Recently, my agriculture pursuits allowed me a venture into pop culture, as I made time to read The Hunger Games. Now the movie has been released and it prompted me to compare the author’s theme with the future of agriculture.
If you are not familiar with the fictional novel, it takes place in a nation known as Panem, established in North America after the destruction of civilization by some unknown event.
As punishment for rebellion, each district annually selects one boy and one girl (called tributes) to participate in the Hunger Games. The event stages the participant in a game of survival and they must fight to the death in an outdoor arena until one individual remains. The district who hosts the winner is awarded with favor and food.
The story is narrated by a 16-year-old tribute named Katniss. For years, she has already dealt with the struggle of all in Panem (and her home district) with self preservation prompted by starvation and the need for resources.
Animals are perceived as a lifeline for survival, but Katniss’ younger sister also has a special relationship with a pet cat.
Her deceased father gifted her with knowledge of how to skillfully use the bow and arrow and she used the talent to hunt and provide for her family’s food.
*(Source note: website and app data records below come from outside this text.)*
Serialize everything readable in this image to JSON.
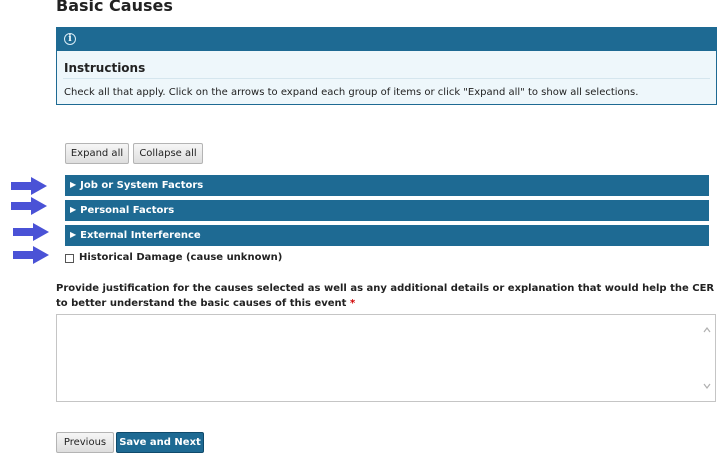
{
  "page": {
    "title": "Basic Causes"
  },
  "instructions": {
    "icon": "info-icon",
    "heading": "Instructions",
    "text": "Check all that apply. Click on the arrows to expand each group of items or click \"Expand all\" to show all selections."
  },
  "toolbar": {
    "expand_all": "Expand all",
    "collapse_all": "Collapse all"
  },
  "groups": [
    {
      "label": "Job or System Factors",
      "icon": "triangle-right-icon"
    },
    {
      "label": "Personal Factors",
      "icon": "triangle-right-icon"
    },
    {
      "label": "External Interference",
      "icon": "triangle-right-icon"
    }
  ],
  "checkbox": {
    "label": "Historical Damage (cause unknown)",
    "checked": false
  },
  "justification": {
    "prompt": "Provide justification for the causes selected as well as any additional details or explanation that would help the CER to better understand the basic causes of this event",
    "required_mark": "*",
    "value": ""
  },
  "footer": {
    "previous": "Previous",
    "save_next": "Save and Next"
  },
  "colors": {
    "accent": "#1e6a93",
    "annotation_arrow": "#4a52d6",
    "required": "#d00000"
  }
}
This necessity will now become extremely useful as she competes in the games.
Is this novel science fiction or possibly a glimpse into our future? There is a difference between being hungry and actual hunger. By 2050, the world’s population will reach 9.1 billion which is 34 percent higher than today. It is predicted that nearly all of this population will occur in developing countries.
Urbanization will continue at an accelerated pace and about 70 percent of the world’s population will be urban as compared to 49 percent today. In order to feed the larger, more urban and richer population, food production must increase by 70 percent.
That increase must take place amidst a greater demand for food security and safety, a move towards a global trading system, and a consuming public far removed the experiences and realities of production agriculture.
“An army marches on its stomach.” This is a quote from Napoleon which indicates the power that food has as a resource.
To date, hunger is not a feeling that I have experienced, but the pictures of it are enough to cure my appetite.
In my childhood, food was supplied three times a day for my physical needs but it also set the emotional stage for the gathering of our family. It was not prepared from a cardboard box, but it was my mother’s magic that combined just the proper amount a several ingredients to an end product that sat on our table.
Cakes, pies, biscuits, roasts, mashed potatoes were all balanced with physical activity. Refusal to sample all foods on the plate could transform into a means of discipline as we were taught to waste nothing and appreciate the bounty that starving children in India did not have.
One time I made the mistake of curtly asking my father to name one of those children. The response taught me quickly to never again question his parental judgment.
Back then, a trip to the grocery store was a weekly chore and a budget was carefully followed. Today, that same event is filled with over 38,000 choices of items on display to keep up with wide array of consumer needs, taste palates and curiosity.
On occasion, we ate out. It was a time when manners were taught and it was a genuine experience that created much anticipation as we tasted a cuisine other than Mom’s.
Soda pop was not available in our home unless my mother splurged on some root beer for a float. What a treat it was!
Today the uncommon is ordinary, or business as usual, and our taste for flavorful food can find immediate gratification with restaurants on every street corner in America, if you are willing to pay the price.
One can only imagine that amount of food waste in our homes and in extravagant proportion sizes at these establishments. Plus it is showing up on our waistlines when we do not find the time to balance caloric intake with physical activity.
In our home I take pride in those early values and we still find the time for a family meal at the table without television in the background. Maybe cows have inadvertently forced us into the routine, but it is a good one.
An agriculture background has often led to core values that are passed from generation to generation and perhaps that is our greatest product. American farmers have worked hard to feed the public and that path has led us to create more and more types on food from soil that was once barren and a transit system to deliver fresh goods to all whether the selection takes place in a store or a farmers market.
The ingenuity of food is based upon the American dream as we live in the land of plenty where less than 10 percent of our income (the lowest of any country) is spent on our food purchases and a large percentage of that is devoted to eating out.
Let us not forget that much of the farm bill budget is devoted to food dollars to those less fortunate.
I realize I usually write about concerns for youth. Will the events portrayed in The Hunger Games become somewhat real for them as they are challenged to meet the food demands of the future? How will we educate and prepare for such debates that food will present? What will happen to the economics of supply and demand?
It would be fun to peek through some crystal ball to see what will take place, but at my tenured age I will defer most of that to those I have taught, and maybe influenced as an educator. I just hope I was a part of the solution and not the problem.
Bon appetit America, but every bite was conceived and created by a farmer who took pride in producing it. May the games of the future be focused around the sports we traditionally understand and enjoy.